Problem statement =
Report, word for word, every line of the material that contains "Plano".

··· Dataset excerpts

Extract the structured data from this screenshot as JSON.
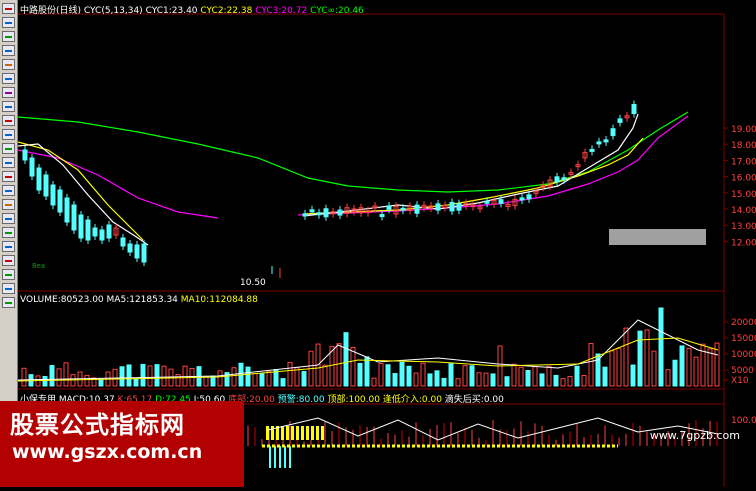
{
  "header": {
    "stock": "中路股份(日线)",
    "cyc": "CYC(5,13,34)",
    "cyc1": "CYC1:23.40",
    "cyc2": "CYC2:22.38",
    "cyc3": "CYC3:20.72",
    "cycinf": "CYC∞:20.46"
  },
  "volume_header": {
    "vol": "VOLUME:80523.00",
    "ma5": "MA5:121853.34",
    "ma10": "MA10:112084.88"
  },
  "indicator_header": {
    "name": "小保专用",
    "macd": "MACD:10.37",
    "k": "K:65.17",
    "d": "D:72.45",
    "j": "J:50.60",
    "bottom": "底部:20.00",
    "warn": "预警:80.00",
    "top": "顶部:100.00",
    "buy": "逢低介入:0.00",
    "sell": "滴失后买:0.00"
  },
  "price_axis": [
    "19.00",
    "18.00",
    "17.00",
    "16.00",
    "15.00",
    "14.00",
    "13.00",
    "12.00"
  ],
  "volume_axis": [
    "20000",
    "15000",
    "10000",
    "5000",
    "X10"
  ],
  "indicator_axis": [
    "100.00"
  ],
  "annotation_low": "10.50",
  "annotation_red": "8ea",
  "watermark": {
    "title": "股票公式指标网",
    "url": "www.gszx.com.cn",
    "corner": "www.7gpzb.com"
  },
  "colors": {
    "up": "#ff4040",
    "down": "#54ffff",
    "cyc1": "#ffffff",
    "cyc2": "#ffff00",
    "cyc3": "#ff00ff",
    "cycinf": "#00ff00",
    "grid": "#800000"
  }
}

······
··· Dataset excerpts

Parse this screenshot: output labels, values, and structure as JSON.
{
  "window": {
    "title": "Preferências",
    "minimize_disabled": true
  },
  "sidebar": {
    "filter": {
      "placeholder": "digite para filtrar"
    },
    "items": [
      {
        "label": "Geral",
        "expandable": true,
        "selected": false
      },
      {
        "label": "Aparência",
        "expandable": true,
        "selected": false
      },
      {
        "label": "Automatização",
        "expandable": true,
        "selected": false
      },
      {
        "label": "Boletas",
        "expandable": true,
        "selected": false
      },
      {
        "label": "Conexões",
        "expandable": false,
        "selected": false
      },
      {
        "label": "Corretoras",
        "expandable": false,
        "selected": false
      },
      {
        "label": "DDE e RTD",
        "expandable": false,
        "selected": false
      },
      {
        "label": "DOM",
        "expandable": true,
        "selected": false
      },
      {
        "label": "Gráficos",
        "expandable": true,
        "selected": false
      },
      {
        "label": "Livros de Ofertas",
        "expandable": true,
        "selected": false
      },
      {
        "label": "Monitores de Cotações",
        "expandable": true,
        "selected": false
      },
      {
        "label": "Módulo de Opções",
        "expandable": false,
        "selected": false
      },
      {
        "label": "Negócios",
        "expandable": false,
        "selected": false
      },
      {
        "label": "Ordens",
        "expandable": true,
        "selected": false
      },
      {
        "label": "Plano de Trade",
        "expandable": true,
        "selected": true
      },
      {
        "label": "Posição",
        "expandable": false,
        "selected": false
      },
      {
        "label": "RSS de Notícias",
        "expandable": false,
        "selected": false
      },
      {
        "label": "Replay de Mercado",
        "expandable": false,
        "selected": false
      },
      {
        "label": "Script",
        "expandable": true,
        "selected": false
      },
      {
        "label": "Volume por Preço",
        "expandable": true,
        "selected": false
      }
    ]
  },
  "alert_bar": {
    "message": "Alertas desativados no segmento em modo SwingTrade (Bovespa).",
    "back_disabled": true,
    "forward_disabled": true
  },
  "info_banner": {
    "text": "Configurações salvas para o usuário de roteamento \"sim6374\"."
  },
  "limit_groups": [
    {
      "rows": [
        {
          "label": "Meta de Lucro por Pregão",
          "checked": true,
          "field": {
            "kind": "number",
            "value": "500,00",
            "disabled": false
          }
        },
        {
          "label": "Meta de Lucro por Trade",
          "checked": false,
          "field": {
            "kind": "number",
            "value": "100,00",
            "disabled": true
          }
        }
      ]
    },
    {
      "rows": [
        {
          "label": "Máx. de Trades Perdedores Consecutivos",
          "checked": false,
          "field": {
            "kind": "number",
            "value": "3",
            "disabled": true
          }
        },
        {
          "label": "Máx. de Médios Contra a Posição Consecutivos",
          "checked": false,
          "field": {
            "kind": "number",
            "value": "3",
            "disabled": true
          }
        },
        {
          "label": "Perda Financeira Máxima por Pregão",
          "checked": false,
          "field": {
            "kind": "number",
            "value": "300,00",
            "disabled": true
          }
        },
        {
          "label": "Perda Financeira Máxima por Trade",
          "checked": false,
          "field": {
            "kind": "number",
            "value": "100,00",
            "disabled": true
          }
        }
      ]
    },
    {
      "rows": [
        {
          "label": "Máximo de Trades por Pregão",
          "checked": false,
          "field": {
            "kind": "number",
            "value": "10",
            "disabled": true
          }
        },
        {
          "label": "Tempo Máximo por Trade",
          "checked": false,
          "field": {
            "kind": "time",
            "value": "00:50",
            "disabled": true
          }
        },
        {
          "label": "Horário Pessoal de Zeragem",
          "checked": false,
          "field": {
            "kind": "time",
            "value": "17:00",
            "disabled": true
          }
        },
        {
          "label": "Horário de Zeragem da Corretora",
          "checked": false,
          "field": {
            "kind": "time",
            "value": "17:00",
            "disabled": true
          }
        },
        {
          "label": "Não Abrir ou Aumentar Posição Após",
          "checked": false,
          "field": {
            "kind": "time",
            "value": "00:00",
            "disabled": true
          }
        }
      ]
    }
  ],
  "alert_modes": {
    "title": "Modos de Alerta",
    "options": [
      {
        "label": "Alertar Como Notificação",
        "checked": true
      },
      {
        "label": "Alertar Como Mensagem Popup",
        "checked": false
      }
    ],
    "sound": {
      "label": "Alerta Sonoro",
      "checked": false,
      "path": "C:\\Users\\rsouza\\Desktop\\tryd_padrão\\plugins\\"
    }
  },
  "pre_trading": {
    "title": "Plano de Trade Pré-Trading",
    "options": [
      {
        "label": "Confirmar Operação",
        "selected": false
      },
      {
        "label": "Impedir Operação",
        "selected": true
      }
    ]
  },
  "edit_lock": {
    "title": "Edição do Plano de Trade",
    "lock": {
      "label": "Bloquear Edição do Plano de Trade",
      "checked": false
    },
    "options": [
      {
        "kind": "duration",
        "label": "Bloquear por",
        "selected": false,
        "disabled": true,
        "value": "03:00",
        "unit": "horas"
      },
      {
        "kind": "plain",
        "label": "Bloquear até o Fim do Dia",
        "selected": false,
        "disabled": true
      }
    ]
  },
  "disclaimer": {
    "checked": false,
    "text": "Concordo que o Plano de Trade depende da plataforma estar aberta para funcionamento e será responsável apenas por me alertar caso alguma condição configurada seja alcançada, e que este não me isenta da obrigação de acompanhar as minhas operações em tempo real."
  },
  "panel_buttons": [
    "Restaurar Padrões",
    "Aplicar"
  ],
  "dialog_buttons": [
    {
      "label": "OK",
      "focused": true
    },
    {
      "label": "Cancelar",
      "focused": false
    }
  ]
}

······

Answer space =
        "label": "Plano de Trade",
    "title": "Plano de Trade Pré-Trading",
    "title": "Edição do Plano de Trade",
      "label": "Bloquear Edição do Plano de Trade",
    "text": "Concordo que o Plano de Trade depende da plataforma estar aberta para funcionamento e será responsável apenas por me alertar caso alguma condição configurada seja alcançada, e que este não me isenta da obrigação de acompanhar as minhas operações em tempo real."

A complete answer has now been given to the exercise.